Includes bibliographical references (pages 235-260) and index.
Pt. 1. Overview of Enslavement and Medicine. Ch. 1. The History and Scholarship of Enslavement and Medicine. Ch. 2. "Slave Medicine": The Extent of Medical Care of Enslaved Africans. Ch. 3. Brutality/Punishment and the Issue of Medical Health Care. Ch. 4. Protection of Property and Legislation. Ch. 5. Labor and Medical Health Care -- Pt. 2. Africans, Medical Theories and Practices. Ch. 6. Human/Subhuman Issue: Physiological and Pseudo-Scientific Theories. Ch. 7. Medical Management, Practices and the Hospital Experience. Ch. 8. Medical Experiments, Treatments, Surgical Procedures and Post-Mortem Examinations. Ch. 9. "Negro/Slave Diseases" and other Illness Attributed to or Affecting Enslaved Africans -- Pt. 3. African Materia Medica and Enslavement. Ch. 10. Characterizations of African Medicine. Ch. 11. African Perceptions of Slaveocracy Medicine. Ch. 12. The Traditional African Worldview and Medicine. Ch. 13. African Agency in the Care and Treatment of Illness/Disease.

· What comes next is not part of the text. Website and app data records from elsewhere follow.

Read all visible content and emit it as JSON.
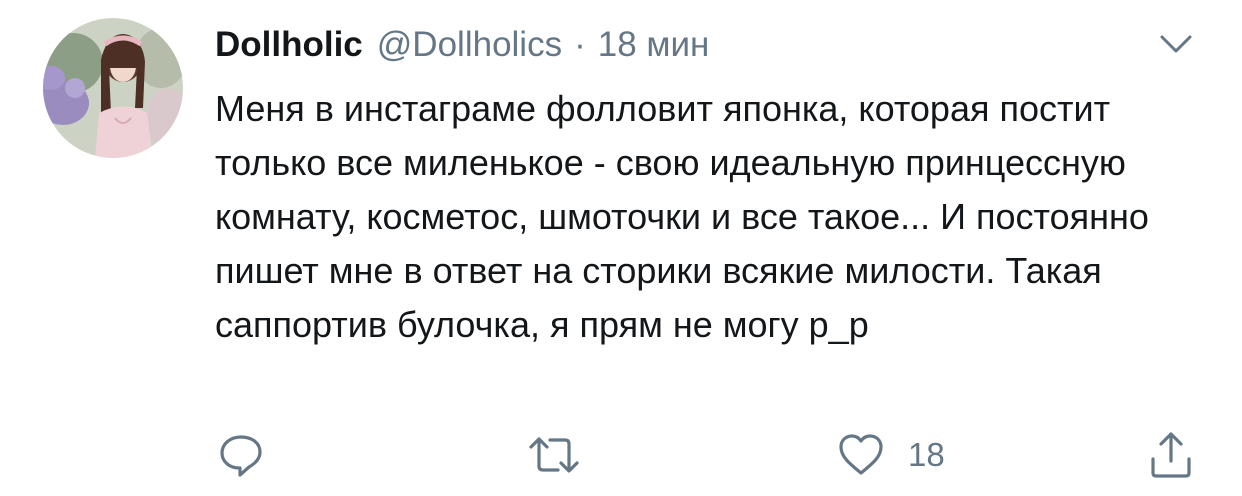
{
  "tweet": {
    "author": {
      "display_name": "Dollholic",
      "handle": "@Dollholics",
      "avatar_icon": "profile-photo"
    },
    "separator": "·",
    "time": "18 мин",
    "text": "Меня в инстаграме фолловит японка, которая постит только все миленькое - свою идеальную принцессную комнату, косметос, шмоточки и все такое... И постоянно пишет мне в ответ на сторики всякие милости. Такая саппортив булочка, я прям не могу р_р",
    "actions": {
      "reply": {
        "icon": "reply-icon"
      },
      "retweet": {
        "icon": "retweet-icon"
      },
      "like": {
        "icon": "heart-icon",
        "count": "18"
      },
      "share": {
        "icon": "share-icon"
      }
    },
    "menu_icon": "chevron-down-icon"
  },
  "colors": {
    "text": "#14171a",
    "secondary": "#657786"
  }
}
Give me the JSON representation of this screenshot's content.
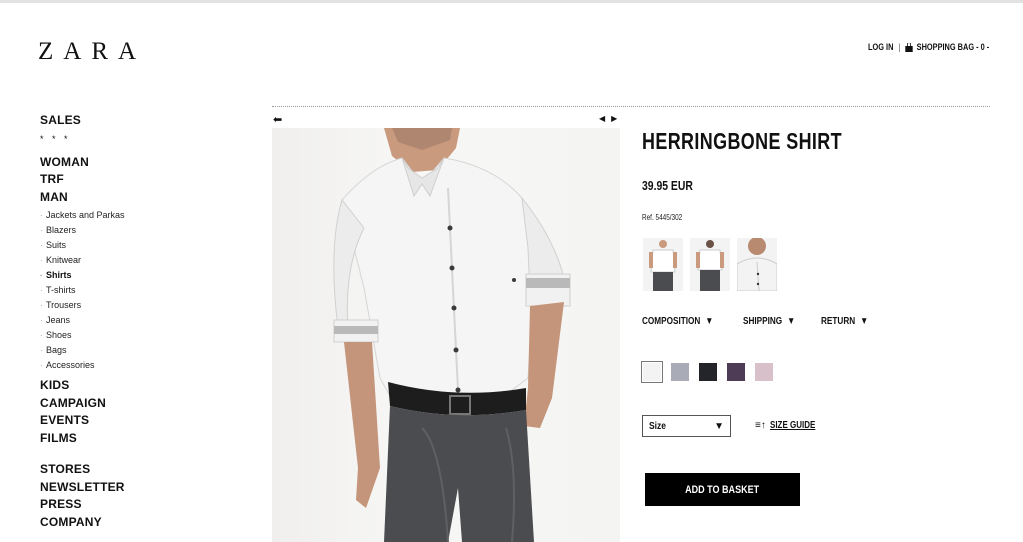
{
  "brand": {
    "logo_text": "ZARA"
  },
  "account": {
    "login_label": "LOG IN",
    "separator": "|",
    "bag_label": "SHOPPING BAG - 0 -"
  },
  "sidebar": {
    "sales": "SALES",
    "stars": "* * *",
    "main": [
      "WOMAN",
      "TRF",
      "MAN"
    ],
    "man_sub": [
      "Jackets and Parkas",
      "Blazers",
      "Suits",
      "Knitwear",
      "Shirts",
      "T-shirts",
      "Trousers",
      "Jeans",
      "Shoes",
      "Bags",
      "Accessories"
    ],
    "active_sub": "Shirts",
    "more": [
      "KIDS",
      "CAMPAIGN",
      "EVENTS",
      "FILMS"
    ],
    "info": [
      "STORES",
      "NEWSLETTER",
      "PRESS",
      "COMPANY"
    ]
  },
  "product": {
    "name": "HERRINGBONE SHIRT",
    "price": "39.95 EUR",
    "ref": "Ref. 5445/302",
    "tabs": [
      "COMPOSITION",
      "SHIPPING",
      "RETURN"
    ],
    "colors": [
      "#f3f3f3",
      "#a9abb6",
      "#23252b",
      "#4e3c56",
      "#d8c0cb"
    ],
    "selected_color_index": 0,
    "size_placeholder": "Size",
    "size_guide": "SIZE GUIDE",
    "add_to_basket": "ADD TO BASKET"
  },
  "icons": {
    "back": "back-arrow-icon",
    "prev": "prev-arrow-icon",
    "next": "next-arrow-icon",
    "bag": "shopping-bag-icon",
    "dropdown": "triangle-down-icon",
    "size_guide": "ruler-icon"
  }
}
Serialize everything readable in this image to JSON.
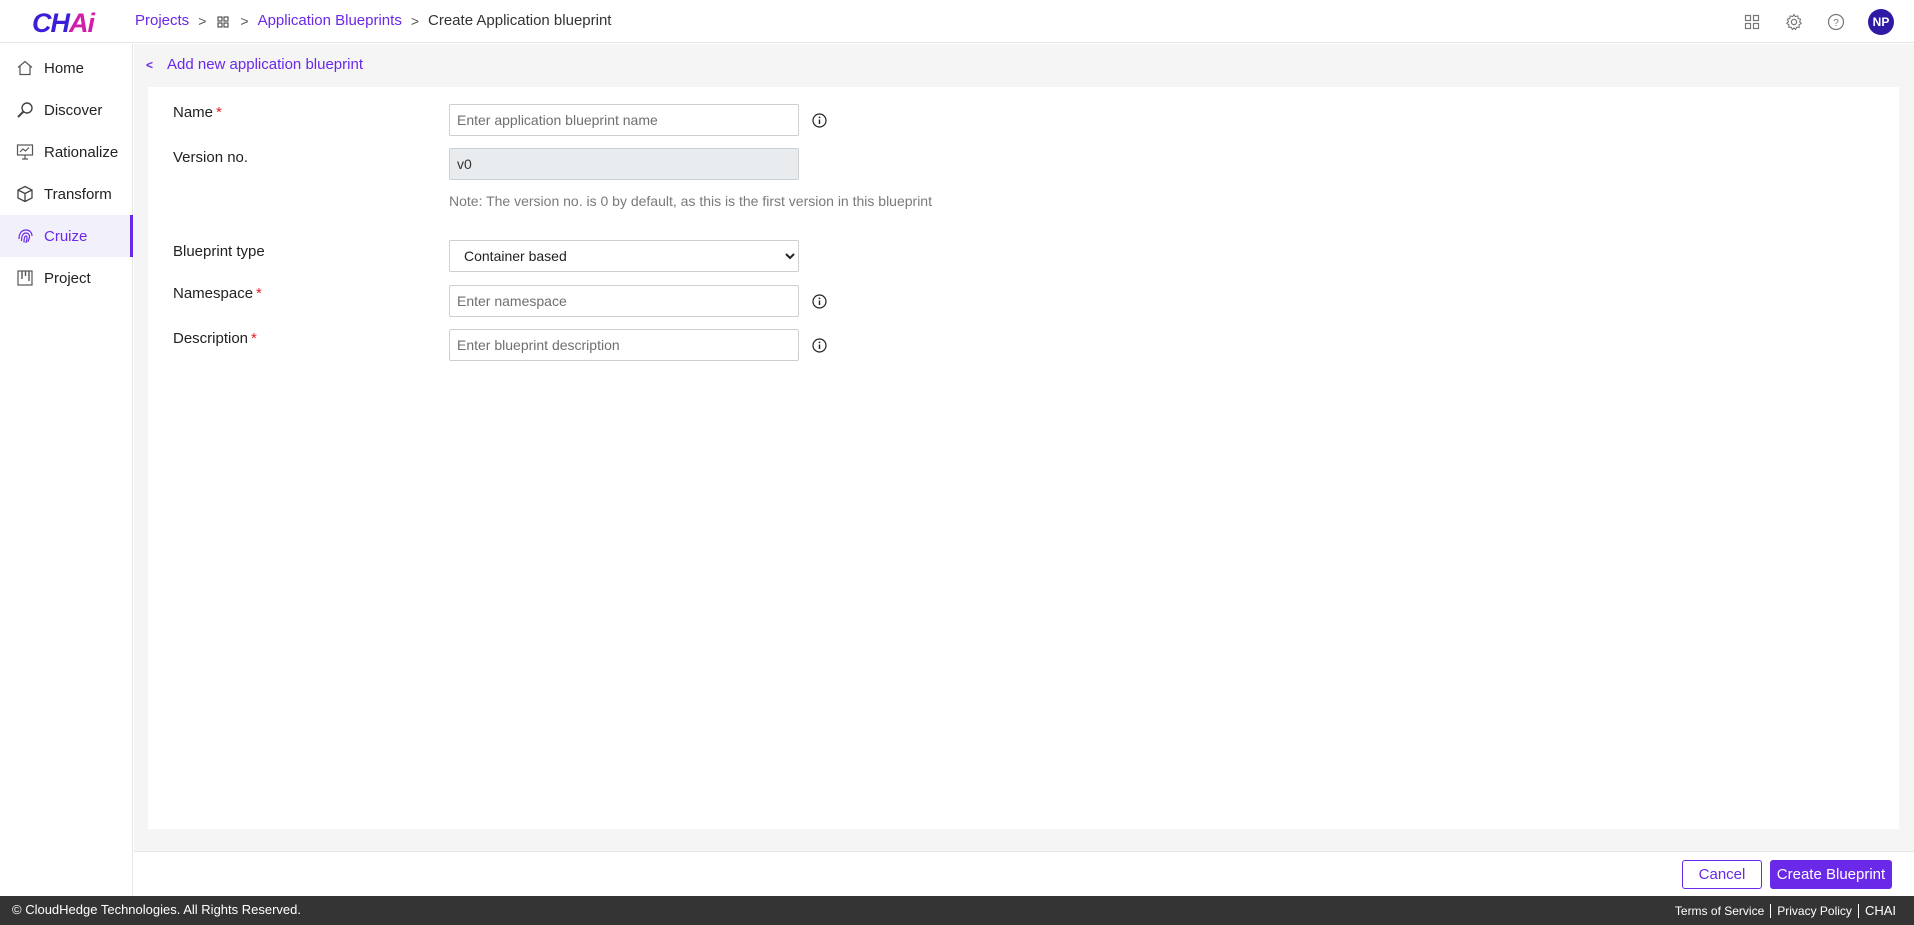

This study re-evaluates the field known as "Negro/Slave Medicine", which has traditionally focused on the efforts of slaveowners to provide medical care for their slaves, addressing the slaves' proactive management of medical care; brutality as a cause of the constant need for medical attention; and the health risks posed by arduous agricultural labor. This groundbreaking study offers insight into the health problems facing enslaved people, their attempts to deal with the causes and effects of illness and injury, and the slave owners' attitudes toward the medical treatment of slaves. The appendices present valuable data on the medical treatment of enslaved African Americans from the Touro Infirmary Archives that have never before been published.